- How to complete this task: Below are some records; copy each line in them that contains "description".

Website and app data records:
------

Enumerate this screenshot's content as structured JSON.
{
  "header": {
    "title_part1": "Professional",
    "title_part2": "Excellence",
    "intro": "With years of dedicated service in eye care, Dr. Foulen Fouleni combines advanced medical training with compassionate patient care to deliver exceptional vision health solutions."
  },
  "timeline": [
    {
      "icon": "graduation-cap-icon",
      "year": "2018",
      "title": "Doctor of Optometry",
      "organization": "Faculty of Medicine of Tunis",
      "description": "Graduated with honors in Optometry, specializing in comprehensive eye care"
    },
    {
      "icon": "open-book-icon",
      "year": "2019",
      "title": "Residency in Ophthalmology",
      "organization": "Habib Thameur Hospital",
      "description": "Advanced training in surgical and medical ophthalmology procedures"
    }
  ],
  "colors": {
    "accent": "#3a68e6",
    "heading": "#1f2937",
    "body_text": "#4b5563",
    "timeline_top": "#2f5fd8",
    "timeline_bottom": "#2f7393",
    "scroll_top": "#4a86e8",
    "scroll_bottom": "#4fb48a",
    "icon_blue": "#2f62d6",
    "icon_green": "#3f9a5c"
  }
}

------

- Expected answer:
      "description": "Graduated with honors in Optometry, specializing in comprehensive eye care"
      "description": "Advanced training in surgical and medical ophthalmology procedures"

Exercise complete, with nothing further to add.